In a recent interview, you were asked what you see yourself doing in the next 5 years. You mentioned that you would like to continue making independent music. Is signing to a major record label something that you would want in your future? Has it ever crossed your mind?
Hypotheticals don’t cross my mind. I would love to get to a point where I am more successful in creating what I love to create, on a regular basis, and if that leads to potential relationship with parties that include record labels, maybe it would or maybe it wouldn’t. It begins with the art — you have to do the art right then all these other questions answer themselves.
You’ve worked with clients such as Dr. Pepper, Intel and Comedy Central. Can you give us some insight into some upcoming projects?
No. You never know what’s going to happen until it comes out. I’ve learned not to speculate. You never know.
You obviously have a long list of accomplishments as a singer, songwriter and voice actor. What would be your advice to those who aspire to succeed in a career as you have?

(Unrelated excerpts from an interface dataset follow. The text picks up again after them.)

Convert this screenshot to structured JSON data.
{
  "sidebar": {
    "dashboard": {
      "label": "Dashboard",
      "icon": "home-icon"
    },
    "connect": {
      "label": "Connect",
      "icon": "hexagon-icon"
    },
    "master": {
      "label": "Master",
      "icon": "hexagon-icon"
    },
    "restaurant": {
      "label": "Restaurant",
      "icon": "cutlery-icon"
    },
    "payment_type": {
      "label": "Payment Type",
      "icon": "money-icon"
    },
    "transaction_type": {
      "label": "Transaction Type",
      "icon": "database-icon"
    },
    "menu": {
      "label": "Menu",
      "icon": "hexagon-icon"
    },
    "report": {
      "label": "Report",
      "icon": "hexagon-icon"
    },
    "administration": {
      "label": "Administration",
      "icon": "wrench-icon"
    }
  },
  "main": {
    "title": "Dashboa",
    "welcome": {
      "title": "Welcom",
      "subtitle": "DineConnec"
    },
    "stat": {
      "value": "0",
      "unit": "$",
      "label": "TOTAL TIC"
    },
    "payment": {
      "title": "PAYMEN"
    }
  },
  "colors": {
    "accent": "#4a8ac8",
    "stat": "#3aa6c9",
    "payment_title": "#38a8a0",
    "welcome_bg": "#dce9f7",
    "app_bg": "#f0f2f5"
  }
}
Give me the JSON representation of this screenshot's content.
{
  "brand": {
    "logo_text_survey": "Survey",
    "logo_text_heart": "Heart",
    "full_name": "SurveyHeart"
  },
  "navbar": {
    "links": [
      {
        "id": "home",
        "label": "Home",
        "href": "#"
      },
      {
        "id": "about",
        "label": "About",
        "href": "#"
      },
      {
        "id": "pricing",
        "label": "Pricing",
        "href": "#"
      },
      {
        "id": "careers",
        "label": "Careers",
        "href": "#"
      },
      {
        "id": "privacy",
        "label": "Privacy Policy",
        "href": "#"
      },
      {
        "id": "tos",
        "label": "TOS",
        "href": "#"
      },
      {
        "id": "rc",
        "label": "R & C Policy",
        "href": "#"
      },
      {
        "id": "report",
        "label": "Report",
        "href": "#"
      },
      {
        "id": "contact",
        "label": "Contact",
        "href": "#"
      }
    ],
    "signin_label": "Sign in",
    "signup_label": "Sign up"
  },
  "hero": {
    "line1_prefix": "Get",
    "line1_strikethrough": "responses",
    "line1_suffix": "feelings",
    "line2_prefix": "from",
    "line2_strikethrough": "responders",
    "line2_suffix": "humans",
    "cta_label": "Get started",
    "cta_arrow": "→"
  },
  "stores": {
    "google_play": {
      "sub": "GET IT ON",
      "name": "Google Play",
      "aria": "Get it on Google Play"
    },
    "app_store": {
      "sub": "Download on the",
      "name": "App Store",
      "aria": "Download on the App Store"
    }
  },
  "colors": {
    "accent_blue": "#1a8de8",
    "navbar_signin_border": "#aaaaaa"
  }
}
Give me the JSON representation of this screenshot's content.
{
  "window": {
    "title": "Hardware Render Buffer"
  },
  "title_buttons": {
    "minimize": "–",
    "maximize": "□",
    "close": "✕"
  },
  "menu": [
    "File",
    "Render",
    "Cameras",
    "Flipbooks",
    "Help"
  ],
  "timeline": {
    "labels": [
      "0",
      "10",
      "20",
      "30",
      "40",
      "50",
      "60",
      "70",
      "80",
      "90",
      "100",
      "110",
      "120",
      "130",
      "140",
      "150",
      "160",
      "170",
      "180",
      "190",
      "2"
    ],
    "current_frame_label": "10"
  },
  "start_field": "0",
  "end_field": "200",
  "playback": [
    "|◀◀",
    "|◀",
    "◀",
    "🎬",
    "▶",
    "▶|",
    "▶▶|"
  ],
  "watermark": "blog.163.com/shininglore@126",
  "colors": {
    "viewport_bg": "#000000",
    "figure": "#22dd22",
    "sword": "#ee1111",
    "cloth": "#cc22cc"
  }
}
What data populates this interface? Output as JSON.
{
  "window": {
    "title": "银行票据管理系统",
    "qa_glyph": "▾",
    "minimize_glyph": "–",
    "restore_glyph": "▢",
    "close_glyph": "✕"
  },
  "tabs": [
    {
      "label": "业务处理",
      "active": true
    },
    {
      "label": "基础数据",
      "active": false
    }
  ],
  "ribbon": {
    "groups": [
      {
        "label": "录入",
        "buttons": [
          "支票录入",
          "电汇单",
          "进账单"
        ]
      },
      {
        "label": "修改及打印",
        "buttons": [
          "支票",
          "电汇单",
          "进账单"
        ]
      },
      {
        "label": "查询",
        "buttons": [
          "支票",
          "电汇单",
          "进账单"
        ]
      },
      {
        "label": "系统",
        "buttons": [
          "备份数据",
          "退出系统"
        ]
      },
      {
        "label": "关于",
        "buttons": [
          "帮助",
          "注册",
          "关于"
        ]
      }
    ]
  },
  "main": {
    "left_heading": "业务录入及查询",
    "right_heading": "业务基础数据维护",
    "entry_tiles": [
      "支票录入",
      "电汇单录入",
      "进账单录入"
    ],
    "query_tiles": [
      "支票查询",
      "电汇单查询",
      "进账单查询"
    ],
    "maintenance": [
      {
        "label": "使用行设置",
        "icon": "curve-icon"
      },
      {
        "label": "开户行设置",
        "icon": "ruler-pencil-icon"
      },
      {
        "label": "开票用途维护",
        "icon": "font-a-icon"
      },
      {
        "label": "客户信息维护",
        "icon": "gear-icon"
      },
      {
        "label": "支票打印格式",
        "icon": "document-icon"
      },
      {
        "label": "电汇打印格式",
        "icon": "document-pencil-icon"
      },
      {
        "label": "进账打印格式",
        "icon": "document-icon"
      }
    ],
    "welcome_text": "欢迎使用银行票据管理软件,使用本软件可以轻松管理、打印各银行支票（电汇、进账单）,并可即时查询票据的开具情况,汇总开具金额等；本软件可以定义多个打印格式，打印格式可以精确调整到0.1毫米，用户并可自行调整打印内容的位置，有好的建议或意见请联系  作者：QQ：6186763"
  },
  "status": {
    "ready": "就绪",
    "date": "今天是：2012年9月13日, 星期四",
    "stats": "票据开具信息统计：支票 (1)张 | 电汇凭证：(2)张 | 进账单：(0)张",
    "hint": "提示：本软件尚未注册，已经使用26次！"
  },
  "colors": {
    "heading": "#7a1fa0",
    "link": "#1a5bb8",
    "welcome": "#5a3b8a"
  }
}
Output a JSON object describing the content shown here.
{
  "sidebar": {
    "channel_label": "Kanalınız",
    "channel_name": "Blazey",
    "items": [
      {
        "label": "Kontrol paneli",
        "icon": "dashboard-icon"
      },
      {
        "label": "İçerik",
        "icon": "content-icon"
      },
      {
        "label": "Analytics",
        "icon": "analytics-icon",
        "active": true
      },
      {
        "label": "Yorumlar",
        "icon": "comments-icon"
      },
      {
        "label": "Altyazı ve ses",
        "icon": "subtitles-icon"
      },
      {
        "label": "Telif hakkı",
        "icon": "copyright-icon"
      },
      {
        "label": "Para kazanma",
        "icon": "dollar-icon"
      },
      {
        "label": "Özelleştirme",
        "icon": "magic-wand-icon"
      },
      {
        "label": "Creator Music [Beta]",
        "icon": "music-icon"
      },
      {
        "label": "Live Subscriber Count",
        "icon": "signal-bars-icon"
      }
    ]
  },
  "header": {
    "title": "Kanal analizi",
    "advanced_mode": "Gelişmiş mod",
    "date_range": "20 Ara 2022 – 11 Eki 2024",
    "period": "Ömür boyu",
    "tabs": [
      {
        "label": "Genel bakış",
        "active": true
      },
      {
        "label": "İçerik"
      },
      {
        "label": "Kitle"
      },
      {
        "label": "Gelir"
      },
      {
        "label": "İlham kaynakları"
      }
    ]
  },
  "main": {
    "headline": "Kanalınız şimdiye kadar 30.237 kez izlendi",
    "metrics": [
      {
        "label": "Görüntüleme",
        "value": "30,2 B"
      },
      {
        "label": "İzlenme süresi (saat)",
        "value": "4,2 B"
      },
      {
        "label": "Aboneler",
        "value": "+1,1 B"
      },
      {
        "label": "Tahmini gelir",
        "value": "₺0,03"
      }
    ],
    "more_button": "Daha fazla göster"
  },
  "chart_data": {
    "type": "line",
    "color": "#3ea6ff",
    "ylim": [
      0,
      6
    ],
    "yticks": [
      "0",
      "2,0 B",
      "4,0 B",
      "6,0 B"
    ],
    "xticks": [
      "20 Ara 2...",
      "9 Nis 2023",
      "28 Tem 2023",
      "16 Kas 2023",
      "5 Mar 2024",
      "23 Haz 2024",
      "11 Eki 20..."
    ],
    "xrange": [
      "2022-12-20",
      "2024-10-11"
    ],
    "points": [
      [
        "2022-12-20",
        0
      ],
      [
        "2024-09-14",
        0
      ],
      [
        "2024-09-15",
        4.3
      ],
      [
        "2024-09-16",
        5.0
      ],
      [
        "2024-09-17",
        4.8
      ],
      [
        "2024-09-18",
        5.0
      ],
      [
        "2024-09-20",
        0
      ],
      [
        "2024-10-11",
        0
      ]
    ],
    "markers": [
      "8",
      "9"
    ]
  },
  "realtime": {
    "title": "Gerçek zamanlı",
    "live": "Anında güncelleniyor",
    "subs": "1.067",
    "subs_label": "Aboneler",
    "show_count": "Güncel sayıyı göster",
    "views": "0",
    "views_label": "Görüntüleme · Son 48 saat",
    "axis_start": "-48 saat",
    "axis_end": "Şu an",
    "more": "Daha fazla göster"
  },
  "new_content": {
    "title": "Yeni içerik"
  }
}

It’s very similar to the question I gave before about being authentically ‘you.’ Being authentically ‘me’ is something I still struggle with everyday. My voice, my art and if you can rise to that occasion where you have this unlimited self-love for yourself, for your creation and for what you do, then I think that’s good. I think that will take you to many good places. At the very least, it may guarantee fulfillment. At least you will be happy with what you’re doing. That’s the point I’m trying to get to — sometimes I’m there, sometimes I’m not. Finding a self-love and being ‘you’ are both things that you should never do for an audience or money. Other people are able to identify with you being true to yourself.